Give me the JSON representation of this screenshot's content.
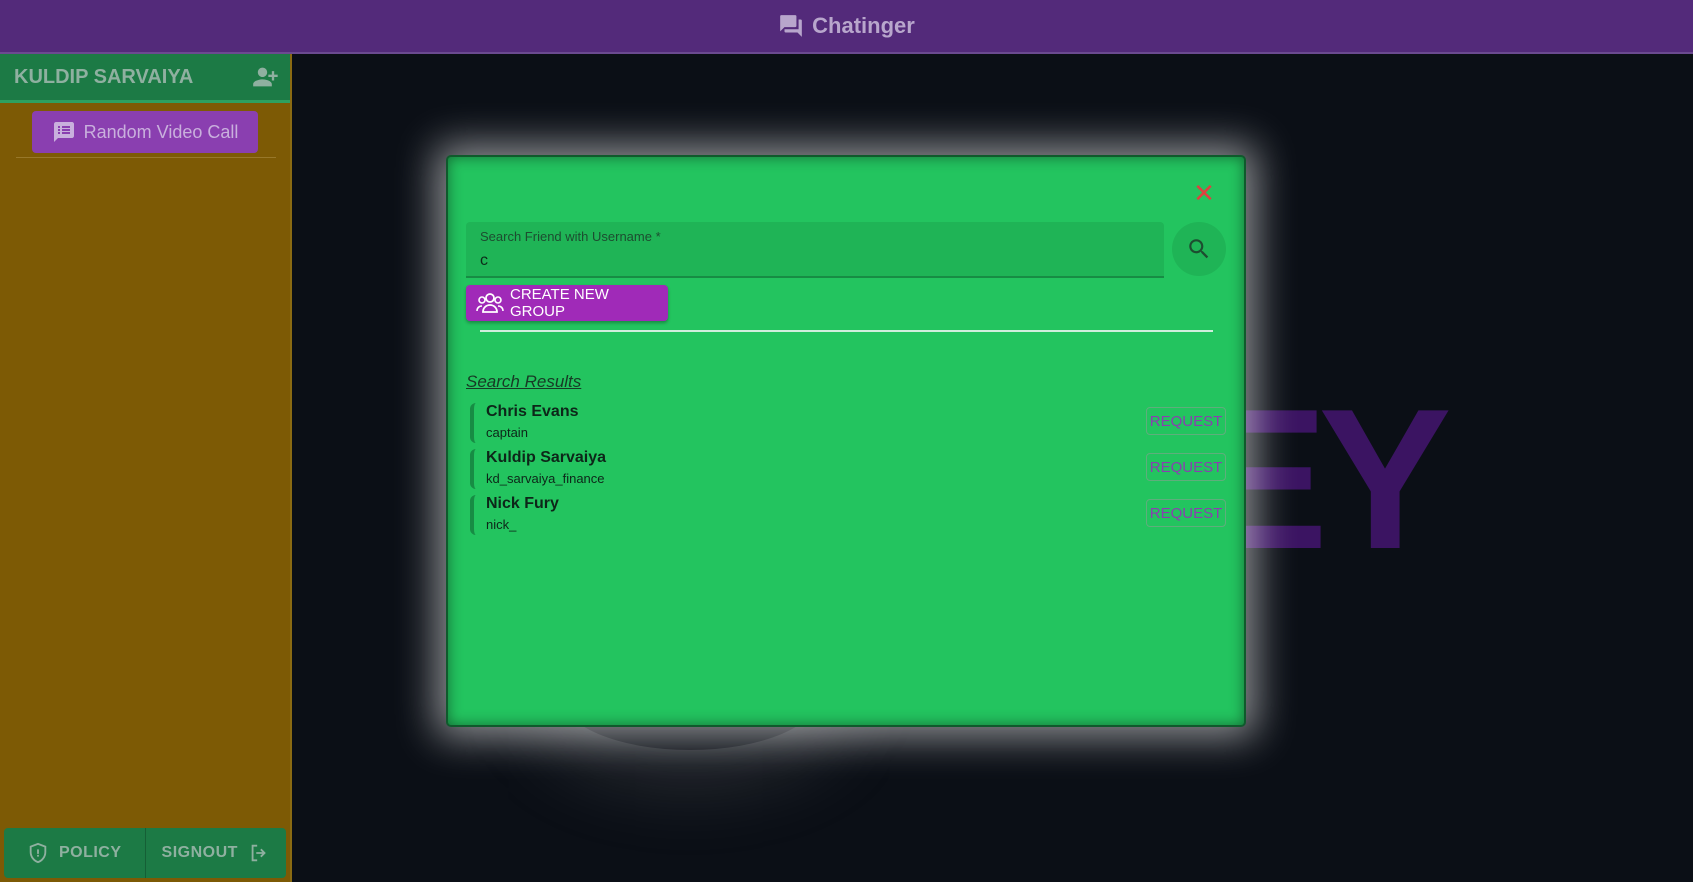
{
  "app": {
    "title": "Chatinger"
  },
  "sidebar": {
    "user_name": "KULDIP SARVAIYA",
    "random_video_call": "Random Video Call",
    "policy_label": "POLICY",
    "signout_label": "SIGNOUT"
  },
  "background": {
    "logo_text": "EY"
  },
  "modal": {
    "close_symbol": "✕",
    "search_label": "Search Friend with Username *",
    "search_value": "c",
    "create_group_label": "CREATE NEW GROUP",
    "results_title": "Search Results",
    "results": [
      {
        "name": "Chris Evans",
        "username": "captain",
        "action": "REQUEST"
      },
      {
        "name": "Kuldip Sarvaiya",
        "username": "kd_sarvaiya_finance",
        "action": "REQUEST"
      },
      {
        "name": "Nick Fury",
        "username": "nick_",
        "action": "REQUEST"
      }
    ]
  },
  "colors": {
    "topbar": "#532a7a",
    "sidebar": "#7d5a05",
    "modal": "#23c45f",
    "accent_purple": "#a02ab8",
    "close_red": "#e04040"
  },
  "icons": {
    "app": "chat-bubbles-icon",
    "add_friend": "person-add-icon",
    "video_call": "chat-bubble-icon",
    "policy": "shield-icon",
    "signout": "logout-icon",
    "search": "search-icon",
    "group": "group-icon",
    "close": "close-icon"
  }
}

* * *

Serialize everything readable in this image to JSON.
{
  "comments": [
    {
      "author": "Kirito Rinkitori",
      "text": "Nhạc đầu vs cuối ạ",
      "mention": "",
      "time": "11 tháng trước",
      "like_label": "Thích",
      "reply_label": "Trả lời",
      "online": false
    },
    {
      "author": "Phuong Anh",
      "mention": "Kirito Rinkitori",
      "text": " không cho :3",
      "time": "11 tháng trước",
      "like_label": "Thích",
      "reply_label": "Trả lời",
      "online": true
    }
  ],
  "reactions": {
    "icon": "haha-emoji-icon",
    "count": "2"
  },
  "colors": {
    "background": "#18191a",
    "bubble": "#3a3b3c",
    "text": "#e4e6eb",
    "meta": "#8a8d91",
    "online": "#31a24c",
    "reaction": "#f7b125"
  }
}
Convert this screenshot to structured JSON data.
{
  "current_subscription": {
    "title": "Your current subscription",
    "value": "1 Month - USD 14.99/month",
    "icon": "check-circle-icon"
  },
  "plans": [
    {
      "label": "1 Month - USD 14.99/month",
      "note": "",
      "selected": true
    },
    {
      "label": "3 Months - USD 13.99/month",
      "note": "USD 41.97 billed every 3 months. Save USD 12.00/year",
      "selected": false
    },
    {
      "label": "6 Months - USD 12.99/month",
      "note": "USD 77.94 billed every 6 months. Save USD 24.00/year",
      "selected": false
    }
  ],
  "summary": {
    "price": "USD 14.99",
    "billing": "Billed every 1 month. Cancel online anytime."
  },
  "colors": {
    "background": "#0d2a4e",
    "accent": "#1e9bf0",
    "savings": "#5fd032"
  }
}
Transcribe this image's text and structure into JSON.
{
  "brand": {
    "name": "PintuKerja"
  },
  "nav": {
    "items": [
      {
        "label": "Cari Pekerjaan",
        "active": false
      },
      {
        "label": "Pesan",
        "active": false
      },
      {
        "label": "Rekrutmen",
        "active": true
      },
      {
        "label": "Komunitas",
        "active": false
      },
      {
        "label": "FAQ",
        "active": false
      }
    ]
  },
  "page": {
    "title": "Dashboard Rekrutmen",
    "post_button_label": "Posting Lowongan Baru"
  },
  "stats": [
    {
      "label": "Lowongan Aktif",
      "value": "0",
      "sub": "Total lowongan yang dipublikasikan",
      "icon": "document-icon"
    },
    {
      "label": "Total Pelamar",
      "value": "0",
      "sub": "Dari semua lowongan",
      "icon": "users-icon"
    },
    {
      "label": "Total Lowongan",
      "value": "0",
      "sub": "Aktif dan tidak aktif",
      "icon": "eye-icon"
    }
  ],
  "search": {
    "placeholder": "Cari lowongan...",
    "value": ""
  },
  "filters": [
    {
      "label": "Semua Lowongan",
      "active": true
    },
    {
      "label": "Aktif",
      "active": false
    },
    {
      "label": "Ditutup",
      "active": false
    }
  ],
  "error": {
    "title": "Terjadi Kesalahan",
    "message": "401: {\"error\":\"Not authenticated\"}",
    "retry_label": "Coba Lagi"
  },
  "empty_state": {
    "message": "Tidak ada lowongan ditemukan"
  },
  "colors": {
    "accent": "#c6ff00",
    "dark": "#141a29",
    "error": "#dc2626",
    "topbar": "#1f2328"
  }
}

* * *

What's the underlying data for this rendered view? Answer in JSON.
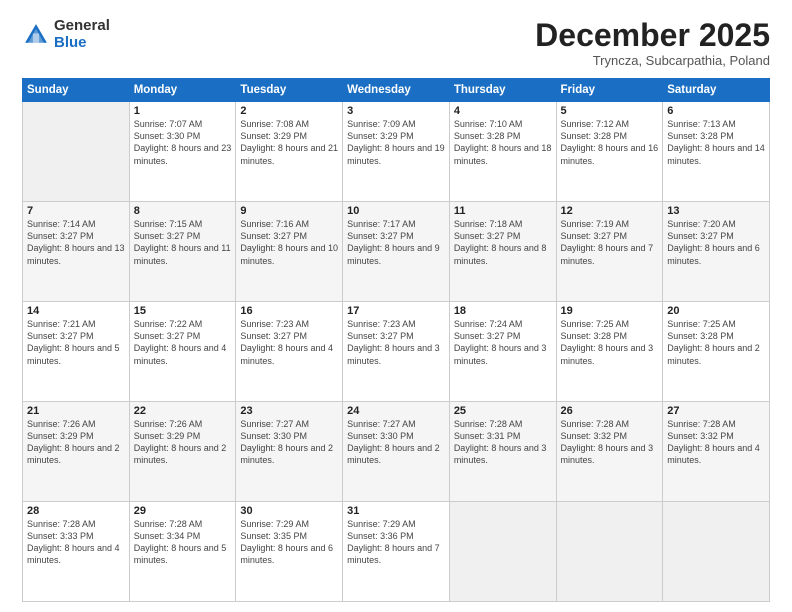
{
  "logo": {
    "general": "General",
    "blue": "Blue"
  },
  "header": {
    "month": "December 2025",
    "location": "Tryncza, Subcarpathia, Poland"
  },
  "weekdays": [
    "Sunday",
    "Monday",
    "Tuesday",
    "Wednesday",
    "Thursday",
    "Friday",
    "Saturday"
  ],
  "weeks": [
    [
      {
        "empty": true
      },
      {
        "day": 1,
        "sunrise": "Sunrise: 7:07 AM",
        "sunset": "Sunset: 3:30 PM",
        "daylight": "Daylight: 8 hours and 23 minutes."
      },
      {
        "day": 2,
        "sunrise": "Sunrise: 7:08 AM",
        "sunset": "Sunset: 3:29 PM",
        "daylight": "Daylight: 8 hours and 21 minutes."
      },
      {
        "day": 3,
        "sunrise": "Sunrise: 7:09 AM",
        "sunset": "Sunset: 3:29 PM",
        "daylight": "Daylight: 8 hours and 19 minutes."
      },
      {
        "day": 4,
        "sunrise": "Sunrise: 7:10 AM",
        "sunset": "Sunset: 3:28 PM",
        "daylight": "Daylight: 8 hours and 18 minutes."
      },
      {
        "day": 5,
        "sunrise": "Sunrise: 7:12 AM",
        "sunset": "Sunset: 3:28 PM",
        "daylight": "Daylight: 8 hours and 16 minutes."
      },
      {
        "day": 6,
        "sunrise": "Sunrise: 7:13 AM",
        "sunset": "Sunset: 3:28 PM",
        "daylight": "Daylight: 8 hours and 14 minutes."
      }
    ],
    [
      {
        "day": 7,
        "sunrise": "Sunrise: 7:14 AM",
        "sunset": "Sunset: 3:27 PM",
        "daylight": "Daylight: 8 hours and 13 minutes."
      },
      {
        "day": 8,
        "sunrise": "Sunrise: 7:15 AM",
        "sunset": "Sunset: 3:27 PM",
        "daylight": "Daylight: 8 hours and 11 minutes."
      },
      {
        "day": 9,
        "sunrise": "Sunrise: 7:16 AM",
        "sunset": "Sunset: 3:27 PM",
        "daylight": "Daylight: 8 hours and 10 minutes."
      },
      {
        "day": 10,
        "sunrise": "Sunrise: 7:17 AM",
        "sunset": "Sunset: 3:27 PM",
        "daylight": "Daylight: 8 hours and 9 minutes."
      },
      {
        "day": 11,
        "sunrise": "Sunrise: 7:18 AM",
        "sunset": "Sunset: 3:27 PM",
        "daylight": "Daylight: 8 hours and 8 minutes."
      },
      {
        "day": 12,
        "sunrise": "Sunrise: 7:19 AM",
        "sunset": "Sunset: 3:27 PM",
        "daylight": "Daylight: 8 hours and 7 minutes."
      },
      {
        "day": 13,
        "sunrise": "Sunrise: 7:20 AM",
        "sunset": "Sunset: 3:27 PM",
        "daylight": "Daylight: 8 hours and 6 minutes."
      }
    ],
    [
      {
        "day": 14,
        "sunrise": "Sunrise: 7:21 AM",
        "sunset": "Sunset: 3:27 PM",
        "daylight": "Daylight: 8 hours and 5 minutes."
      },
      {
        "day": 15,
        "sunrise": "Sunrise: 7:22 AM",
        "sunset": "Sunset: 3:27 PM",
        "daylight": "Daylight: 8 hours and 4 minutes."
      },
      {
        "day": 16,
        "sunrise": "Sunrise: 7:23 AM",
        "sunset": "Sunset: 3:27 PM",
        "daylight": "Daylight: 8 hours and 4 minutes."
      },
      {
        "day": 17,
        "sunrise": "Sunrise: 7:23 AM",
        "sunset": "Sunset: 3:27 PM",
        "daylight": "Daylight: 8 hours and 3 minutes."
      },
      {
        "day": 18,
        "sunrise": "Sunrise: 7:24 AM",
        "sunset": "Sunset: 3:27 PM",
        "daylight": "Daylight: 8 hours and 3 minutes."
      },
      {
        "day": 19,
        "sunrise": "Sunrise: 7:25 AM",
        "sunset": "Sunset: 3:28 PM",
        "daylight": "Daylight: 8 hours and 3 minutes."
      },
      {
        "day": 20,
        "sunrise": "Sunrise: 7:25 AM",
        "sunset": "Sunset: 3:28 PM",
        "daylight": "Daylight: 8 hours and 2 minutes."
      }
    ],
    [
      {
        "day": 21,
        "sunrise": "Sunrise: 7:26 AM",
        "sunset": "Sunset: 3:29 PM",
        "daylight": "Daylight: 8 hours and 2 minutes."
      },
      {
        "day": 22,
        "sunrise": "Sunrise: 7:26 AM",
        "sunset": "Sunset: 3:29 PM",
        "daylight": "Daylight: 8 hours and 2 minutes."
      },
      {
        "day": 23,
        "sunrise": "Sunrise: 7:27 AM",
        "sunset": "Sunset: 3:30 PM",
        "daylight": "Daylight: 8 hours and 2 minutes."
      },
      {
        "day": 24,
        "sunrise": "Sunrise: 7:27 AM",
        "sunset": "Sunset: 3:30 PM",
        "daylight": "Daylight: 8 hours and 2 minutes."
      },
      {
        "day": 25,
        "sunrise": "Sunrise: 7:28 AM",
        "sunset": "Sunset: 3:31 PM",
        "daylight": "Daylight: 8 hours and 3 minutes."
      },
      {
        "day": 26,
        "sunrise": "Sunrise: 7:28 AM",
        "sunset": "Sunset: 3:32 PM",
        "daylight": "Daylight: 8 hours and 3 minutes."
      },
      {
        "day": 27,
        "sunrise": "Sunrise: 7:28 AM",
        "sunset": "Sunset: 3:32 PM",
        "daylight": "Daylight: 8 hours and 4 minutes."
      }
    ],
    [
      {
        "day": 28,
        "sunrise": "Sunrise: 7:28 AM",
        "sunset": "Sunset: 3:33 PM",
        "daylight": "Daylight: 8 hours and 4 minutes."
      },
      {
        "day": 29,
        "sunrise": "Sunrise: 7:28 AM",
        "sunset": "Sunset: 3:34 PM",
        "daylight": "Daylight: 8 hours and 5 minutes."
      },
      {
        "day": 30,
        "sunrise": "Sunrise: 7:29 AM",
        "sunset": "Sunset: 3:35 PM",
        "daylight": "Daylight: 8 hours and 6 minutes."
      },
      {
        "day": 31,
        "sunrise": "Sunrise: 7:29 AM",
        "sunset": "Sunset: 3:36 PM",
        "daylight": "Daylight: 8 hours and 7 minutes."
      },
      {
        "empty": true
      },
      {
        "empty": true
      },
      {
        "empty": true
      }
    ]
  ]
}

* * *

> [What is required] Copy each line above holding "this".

> [Expected output]
Give me the JSON representation of this screenshot's content.
Serialize everything readable in this image to JSON.
Convert this screenshot to structured JSON data.
Transcribe this image's text and structure into JSON.
What's the underlying data for this rendered view? Answer in JSON.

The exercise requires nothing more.